For Fans Of
Knights of the Abyss are one of those bands that have experienced a revolving door of members. Originally formed in 2005 by ex-Job For a Cowboy drummer Andy Rysdam, members have come and gone for various reasons, some leaving due to injuries others to pursue their education. Surviving this cull is founding member Nick Florence, who is the only original member of the band to feature on their third full-length album, The Culling of Wolves. Nevertheless, joining Florence is a rejuvenated line-up consisting of vocalist Harley Magnum, guitarist Brian Mc Nulty, bassist Griffin Kolinski and drummer Ben Harclerode. With the slate wiped clean and fresh blood injected into the band by its new members, Knights of the Abyss have summoned their collective talents to deliver a melodic death metal album by the books for album number three.
You have to admire this band for their unfaltering commitment to peddling a sound that’s heavily indebted to the melodic death metal heavyweights of Gothenburg during the 1990s. Having obviously grown up on a healthy diet of bands including Carcass, At The Gates and Dark Tranquility, the band has set its sights on straying away from the deathcore elements predominant on their previous releases in favour of pursuing a more straightforward death metal sound on The Culling of Wolves. Therefore, while they don’t reinvent the wheel in terms of originality, the revamped Knights of the Abyss line-up proves effective in terms of their shared focus on a vicious yet derivative melodic death metal formula.
Aligning themselves with the abrasive death metal pack, the band go straight for the jugular on opener “The House of Crimson Coin” which features a heavy groove, guttural growls provided by Magnum and is rounded out nicely by some melodic guitar lead. This song operates as the blueprint for the ensuing songs that follow a no-nonsense approach that encompasses loud, fast and uncompromising head banging moments.
“Dead to Reform” is a strong cut early on that features a haunting, intricately picked guitar riff that combines with a sturdy rhythm section of thumping drums and chugging guitars. The frantic tempo fails to let up during “Deceiver’s Creed”, which has plenty of bite but is ultimately a little forgettable while “Slave Nation” features a silky smooth guitar solo in amongst the chaos and fury.

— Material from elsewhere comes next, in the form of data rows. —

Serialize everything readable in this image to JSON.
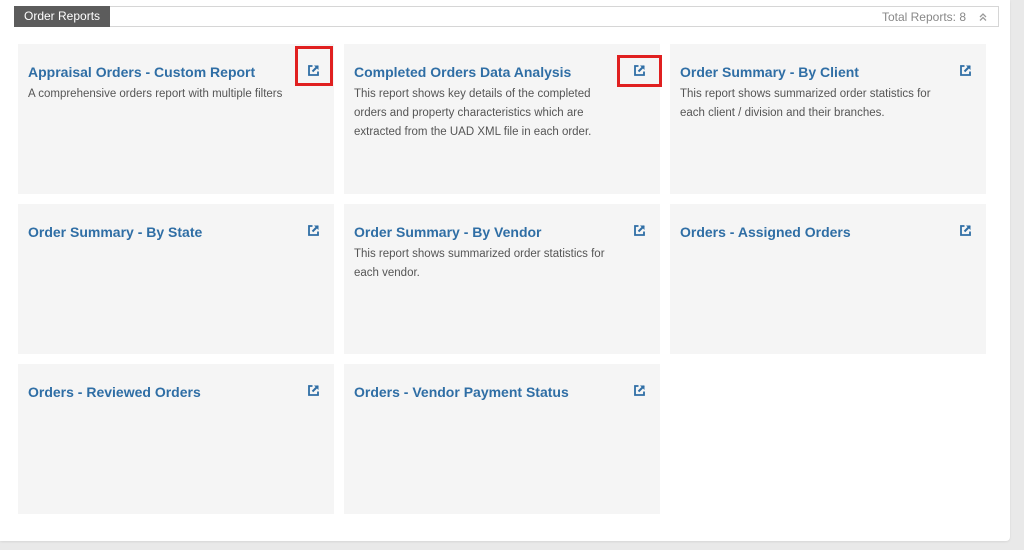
{
  "header": {
    "tab_label": "Order Reports",
    "total_label": "Total Reports: 8"
  },
  "cards": [
    {
      "title": "Appraisal Orders - Custom Report",
      "description": "A comprehensive orders report with multiple filters"
    },
    {
      "title": "Completed Orders Data Analysis",
      "description": "This report shows key details of the completed orders and property characteristics which are extracted from the UAD XML file in each order."
    },
    {
      "title": "Order Summary - By Client",
      "description": "This report shows summarized order statistics for each client / division and their branches."
    },
    {
      "title": "Order Summary - By State",
      "description": ""
    },
    {
      "title": "Order Summary - By Vendor",
      "description": "This report shows summarized order statistics for each vendor."
    },
    {
      "title": "Orders - Assigned Orders",
      "description": ""
    },
    {
      "title": "Orders - Reviewed Orders",
      "description": ""
    },
    {
      "title": "Orders - Vendor Payment Status",
      "description": ""
    }
  ],
  "icons": {
    "external_link": "external-link-icon",
    "collapse": "chevron-double-up-icon"
  },
  "colors": {
    "link": "#2f6ea5",
    "card_bg": "#f5f5f5",
    "tab_bg": "#5c5c5c",
    "highlight": "#e02020"
  }
}
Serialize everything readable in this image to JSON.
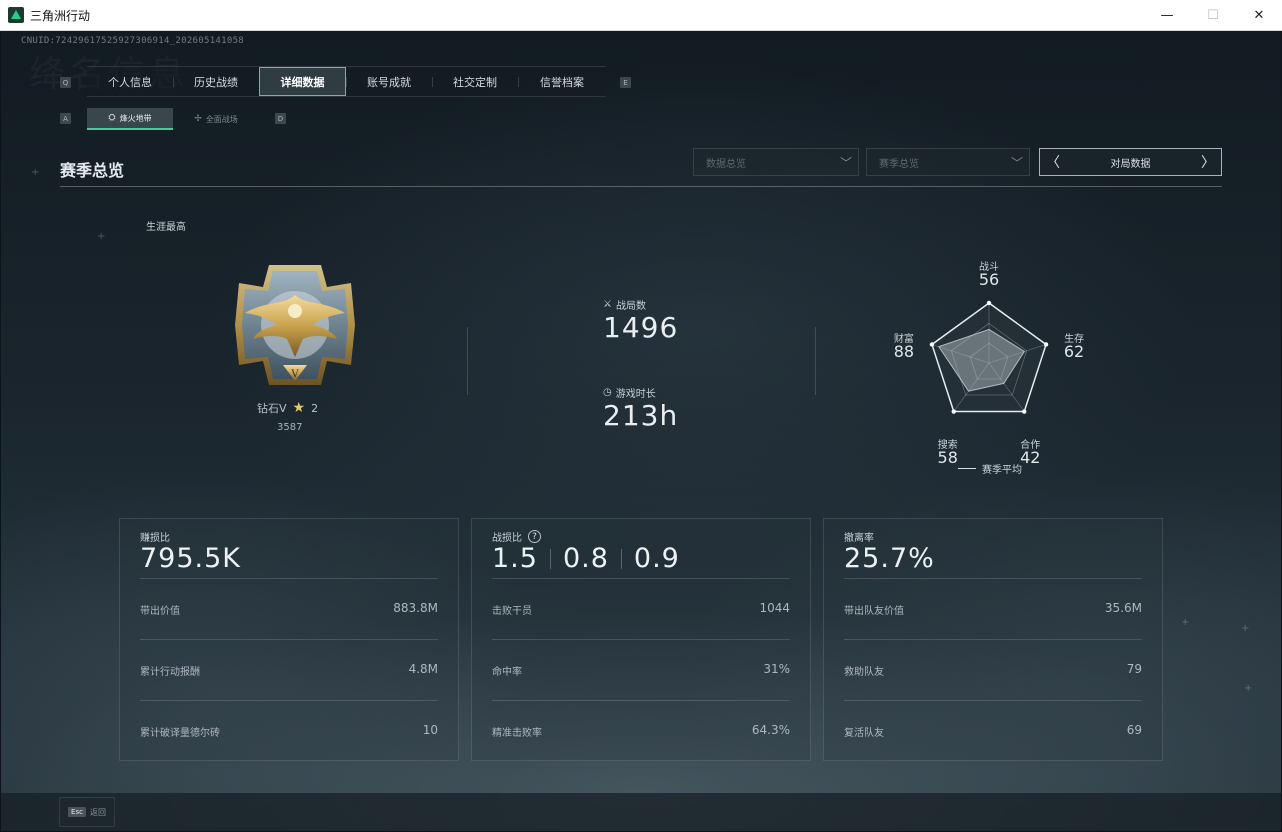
{
  "window": {
    "title": "三角洲行动",
    "controls": [
      "—",
      "☐",
      "✕"
    ]
  },
  "uid": "CNUID:7242961752592730691​4_202605141058",
  "watermark": "绛名信息",
  "main_tabs": {
    "left_key": "Q",
    "right_key": "E",
    "items": [
      {
        "label": "个人信息",
        "active": false
      },
      {
        "label": "历史战绩",
        "active": false
      },
      {
        "label": "详细数据",
        "active": true
      },
      {
        "label": "账号成就",
        "active": false
      },
      {
        "label": "社交定制",
        "active": false
      },
      {
        "label": "信誉档案",
        "active": false
      }
    ]
  },
  "sub_tabs": {
    "left_key": "A",
    "right_key": "D",
    "items": [
      {
        "label": "烽火地带",
        "icon": "⛭",
        "active": true
      },
      {
        "label": "全面战场",
        "icon": "✢",
        "active": false
      }
    ]
  },
  "section": {
    "title": "赛季总览"
  },
  "filters": {
    "data_overview": "数据总览",
    "season_overview": "赛季总览",
    "match_data": "对局数据"
  },
  "career": {
    "label": "生涯最高",
    "rank_name": "钻石V",
    "stars": "2",
    "score": "3587"
  },
  "stats": {
    "matches_label": "战局数",
    "matches_value": "1496",
    "playtime_label": "游戏时长",
    "playtime_value": "213h"
  },
  "radar": {
    "axes": [
      {
        "label": "战斗",
        "value": 56
      },
      {
        "label": "生存",
        "value": 62
      },
      {
        "label": "合作",
        "value": 42
      },
      {
        "label": "搜索",
        "value": 58
      },
      {
        "label": "财富",
        "value": 88
      }
    ],
    "legend": "赛季平均"
  },
  "cards": [
    {
      "title": "赚损比",
      "big": "795.5K",
      "rows": [
        {
          "label": "带出价值",
          "value": "883.8M"
        },
        {
          "label": "累计行动报酬",
          "value": "4.8M"
        },
        {
          "label": "累计破译量德尔砖",
          "value": "10"
        }
      ]
    },
    {
      "title": "战损比",
      "help": "?",
      "bigs": [
        "1.5",
        "0.8",
        "0.9"
      ],
      "rows": [
        {
          "label": "击败干员",
          "value": "1044"
        },
        {
          "label": "命中率",
          "value": "31%"
        },
        {
          "label": "精准击败率",
          "value": "64.3%"
        }
      ]
    },
    {
      "title": "撤离率",
      "big": "25.7%",
      "rows": [
        {
          "label": "带出队友价值",
          "value": "35.6M"
        },
        {
          "label": "救助队友",
          "value": "79"
        },
        {
          "label": "复活队友",
          "value": "69"
        }
      ]
    }
  ],
  "footer": {
    "key": "Esc",
    "label": "返回"
  }
}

As the album progresses it becomes clear that all the members of Knights of the Abyss are competent musicians that have refined their skills over years of practice. Nevertheless, although leaps and bounds in front of some of their contemporaries in terms of technicality, there’s an unshakable feeling that there’s a certain x-factor missing at times. Cuts from the second half of the album including “Flight of Molech” and “Swine of the Holy Order” may hurtle along with all their might but they retain such similar tempos, rhythms and characteristics to earlier tracks on the album that they don’t leave much of an impact. While there’s a lot of ambition in the songs they are also quite rigid in their structure and hence border on the tedious at times.
What separates Knights of the Abyss from the leaders of the melodic death metal pack is simply the dynamics of their songwriting. All the elements are in place: the blast beat drumming, razor sharp riffs and guttural vocals. However, there’s few occasions during the album where these elements really solidify to create something both striking and memorable. The strong moments during The Culling of Wolves are offset by many that will wash over the listener without leaving a strong impression. Perhaps it’s a case of a new line-up working out the kinks, but while a solid release it’s still only a drop in a sea of Gothenburg-inspired metal albums.
1. The House Of Crimson Coin
3. Dead To Reform
4. Deceiver’s Creed
5. Slave Nation
6. Cremation Of Care
7. Flight Of Molech
8. Council Of Wolves
9. Swine Of The Holy Order
10. Den Of The Deceived
11. The Culling